[[ EXERCISE MATERIAL, beginning ]]
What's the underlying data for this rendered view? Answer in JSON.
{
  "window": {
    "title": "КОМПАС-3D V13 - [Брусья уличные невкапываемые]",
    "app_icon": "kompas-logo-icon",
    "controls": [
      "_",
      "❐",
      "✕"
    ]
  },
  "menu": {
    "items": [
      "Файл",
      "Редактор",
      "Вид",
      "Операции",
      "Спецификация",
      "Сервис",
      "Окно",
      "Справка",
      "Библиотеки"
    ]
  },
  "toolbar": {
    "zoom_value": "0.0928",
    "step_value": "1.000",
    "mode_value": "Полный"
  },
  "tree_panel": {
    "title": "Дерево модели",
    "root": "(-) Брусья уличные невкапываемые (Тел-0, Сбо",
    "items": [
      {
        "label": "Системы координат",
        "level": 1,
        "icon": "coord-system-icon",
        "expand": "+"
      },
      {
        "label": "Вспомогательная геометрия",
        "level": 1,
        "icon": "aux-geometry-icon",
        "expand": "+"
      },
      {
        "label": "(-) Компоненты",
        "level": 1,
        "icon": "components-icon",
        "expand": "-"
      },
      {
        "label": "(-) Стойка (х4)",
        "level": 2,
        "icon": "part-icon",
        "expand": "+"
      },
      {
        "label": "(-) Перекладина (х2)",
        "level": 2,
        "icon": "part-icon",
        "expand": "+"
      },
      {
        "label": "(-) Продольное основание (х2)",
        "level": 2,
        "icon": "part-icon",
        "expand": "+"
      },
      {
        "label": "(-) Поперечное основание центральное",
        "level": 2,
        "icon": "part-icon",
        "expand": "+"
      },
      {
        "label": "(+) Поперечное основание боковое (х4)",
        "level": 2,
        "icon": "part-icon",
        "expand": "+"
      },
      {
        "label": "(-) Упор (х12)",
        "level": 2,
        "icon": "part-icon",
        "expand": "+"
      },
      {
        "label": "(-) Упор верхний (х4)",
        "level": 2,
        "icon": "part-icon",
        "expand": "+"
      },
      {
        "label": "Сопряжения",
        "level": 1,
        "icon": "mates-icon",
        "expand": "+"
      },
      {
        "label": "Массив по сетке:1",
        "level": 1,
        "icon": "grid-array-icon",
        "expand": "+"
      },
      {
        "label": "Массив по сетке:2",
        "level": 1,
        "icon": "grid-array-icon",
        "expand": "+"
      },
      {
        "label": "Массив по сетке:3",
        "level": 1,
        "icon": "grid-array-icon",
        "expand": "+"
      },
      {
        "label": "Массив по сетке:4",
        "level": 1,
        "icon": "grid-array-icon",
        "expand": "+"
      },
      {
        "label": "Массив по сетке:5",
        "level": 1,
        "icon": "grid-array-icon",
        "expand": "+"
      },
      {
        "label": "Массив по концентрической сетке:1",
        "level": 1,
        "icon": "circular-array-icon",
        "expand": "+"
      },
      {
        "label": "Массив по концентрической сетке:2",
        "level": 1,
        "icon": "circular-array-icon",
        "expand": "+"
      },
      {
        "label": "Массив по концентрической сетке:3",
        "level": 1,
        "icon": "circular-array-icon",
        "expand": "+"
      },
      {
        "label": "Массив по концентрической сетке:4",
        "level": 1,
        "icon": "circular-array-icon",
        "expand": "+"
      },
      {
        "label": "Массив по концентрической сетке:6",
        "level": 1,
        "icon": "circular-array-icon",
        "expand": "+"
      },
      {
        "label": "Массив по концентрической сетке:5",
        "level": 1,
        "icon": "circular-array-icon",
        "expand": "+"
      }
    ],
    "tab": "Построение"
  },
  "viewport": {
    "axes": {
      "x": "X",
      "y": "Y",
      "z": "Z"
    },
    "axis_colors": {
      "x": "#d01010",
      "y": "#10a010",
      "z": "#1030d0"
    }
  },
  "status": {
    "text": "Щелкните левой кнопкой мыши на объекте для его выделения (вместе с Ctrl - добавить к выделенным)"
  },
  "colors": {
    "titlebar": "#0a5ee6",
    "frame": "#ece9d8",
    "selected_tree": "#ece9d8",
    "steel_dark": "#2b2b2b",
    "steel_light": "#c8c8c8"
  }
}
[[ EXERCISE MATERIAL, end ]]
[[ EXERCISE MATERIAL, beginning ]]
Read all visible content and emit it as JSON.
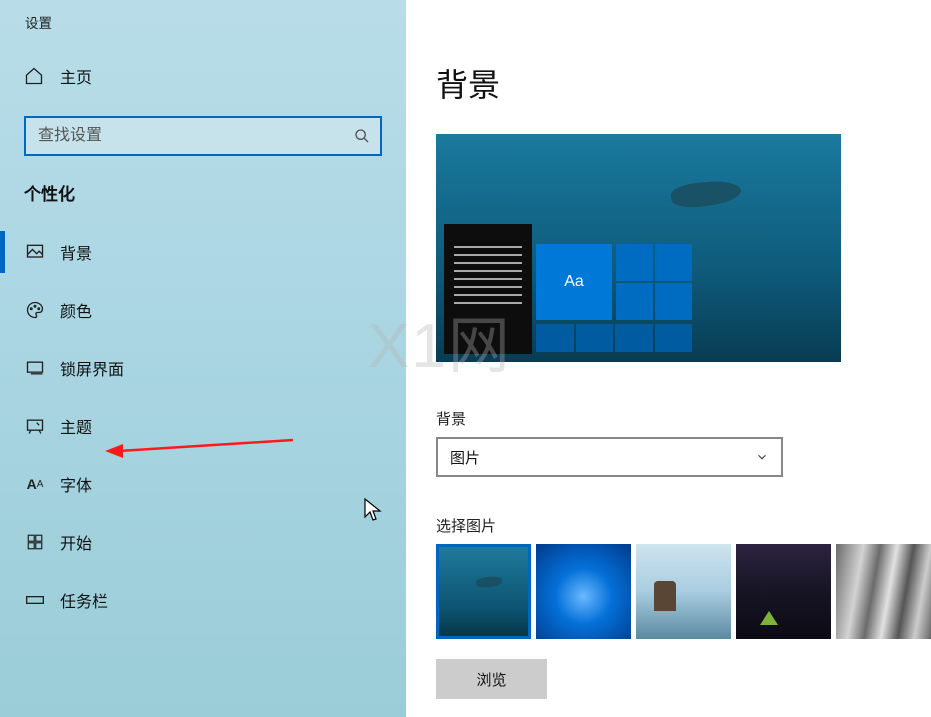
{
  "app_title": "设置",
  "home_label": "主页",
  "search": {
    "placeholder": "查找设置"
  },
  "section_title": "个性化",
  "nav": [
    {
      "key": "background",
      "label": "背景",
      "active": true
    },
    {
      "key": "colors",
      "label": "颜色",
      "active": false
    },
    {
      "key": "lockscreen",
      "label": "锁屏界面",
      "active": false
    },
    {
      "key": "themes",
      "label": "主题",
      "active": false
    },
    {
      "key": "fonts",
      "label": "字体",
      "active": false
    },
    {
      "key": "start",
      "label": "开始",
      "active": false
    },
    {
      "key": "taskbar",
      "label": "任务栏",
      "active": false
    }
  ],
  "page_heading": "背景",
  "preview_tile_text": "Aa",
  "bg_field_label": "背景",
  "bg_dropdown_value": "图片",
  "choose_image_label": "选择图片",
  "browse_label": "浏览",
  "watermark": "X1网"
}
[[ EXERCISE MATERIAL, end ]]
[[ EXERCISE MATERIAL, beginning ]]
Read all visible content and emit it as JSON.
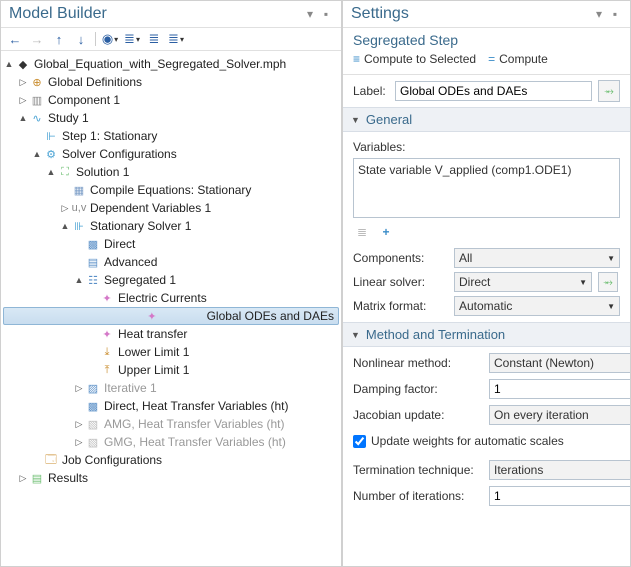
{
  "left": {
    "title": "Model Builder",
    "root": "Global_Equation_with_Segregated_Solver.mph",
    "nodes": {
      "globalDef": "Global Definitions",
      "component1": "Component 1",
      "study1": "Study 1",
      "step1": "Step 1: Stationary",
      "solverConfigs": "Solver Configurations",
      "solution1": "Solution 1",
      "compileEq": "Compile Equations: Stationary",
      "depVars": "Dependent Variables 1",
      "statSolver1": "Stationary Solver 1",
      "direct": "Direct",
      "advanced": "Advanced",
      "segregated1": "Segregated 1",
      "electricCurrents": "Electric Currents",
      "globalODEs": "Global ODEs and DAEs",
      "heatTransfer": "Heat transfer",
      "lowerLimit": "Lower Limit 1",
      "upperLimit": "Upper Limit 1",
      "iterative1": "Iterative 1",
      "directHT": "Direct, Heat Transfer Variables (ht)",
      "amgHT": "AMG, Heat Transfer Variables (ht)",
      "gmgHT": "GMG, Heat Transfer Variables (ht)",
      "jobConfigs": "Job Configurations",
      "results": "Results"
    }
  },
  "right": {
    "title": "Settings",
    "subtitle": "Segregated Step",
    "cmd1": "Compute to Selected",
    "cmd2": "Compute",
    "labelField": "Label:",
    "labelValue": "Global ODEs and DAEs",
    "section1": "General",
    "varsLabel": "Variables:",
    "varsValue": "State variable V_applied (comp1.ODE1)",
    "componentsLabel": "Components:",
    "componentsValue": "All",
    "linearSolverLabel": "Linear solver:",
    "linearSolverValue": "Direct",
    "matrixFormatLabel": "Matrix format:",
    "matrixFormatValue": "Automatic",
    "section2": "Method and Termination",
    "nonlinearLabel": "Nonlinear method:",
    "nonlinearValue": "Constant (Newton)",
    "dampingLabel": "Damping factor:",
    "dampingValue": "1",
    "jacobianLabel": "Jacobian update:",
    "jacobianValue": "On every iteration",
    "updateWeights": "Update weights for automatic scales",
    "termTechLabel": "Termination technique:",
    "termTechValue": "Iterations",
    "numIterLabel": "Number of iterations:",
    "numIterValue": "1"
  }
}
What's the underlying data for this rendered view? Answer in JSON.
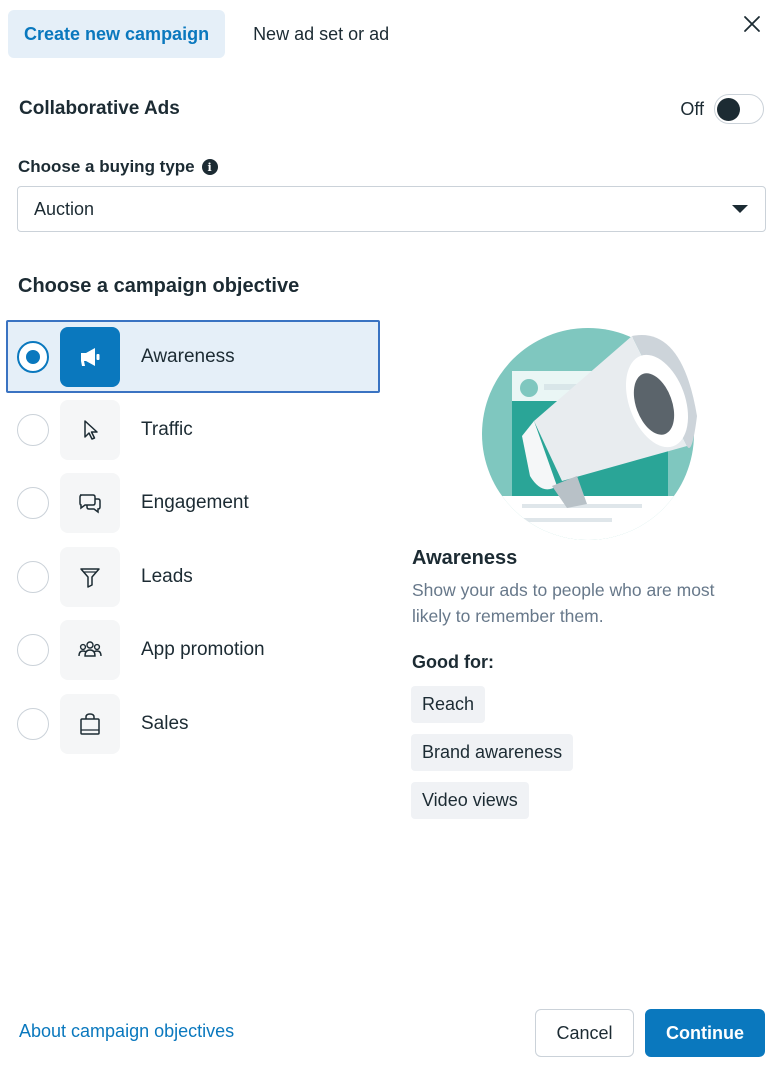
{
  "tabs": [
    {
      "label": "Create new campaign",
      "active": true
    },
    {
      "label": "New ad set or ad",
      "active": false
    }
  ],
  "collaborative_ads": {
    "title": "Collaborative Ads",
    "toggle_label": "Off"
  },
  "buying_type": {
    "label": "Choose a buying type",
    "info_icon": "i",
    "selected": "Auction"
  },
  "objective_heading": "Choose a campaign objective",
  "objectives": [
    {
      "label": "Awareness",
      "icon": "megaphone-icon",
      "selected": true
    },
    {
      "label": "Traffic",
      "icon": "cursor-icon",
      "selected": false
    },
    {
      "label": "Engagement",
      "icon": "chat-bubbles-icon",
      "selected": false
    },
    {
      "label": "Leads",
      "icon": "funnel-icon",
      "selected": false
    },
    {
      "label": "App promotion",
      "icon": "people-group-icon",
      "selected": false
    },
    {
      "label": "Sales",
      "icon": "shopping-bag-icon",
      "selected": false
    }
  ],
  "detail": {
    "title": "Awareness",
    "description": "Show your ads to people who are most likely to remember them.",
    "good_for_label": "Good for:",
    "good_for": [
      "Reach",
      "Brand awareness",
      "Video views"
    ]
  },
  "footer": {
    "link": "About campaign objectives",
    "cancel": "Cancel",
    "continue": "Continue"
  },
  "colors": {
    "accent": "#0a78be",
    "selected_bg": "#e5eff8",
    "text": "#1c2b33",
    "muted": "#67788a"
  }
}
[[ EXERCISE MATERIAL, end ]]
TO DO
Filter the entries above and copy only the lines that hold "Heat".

RESPONSE
      "heatTransfer": "Heat transfer",
      "directHT": "Direct, Heat Transfer Variables (ht)",
      "amgHT": "AMG, Heat Transfer Variables (ht)",
      "gmgHT": "GMG, Heat Transfer Variables (ht)",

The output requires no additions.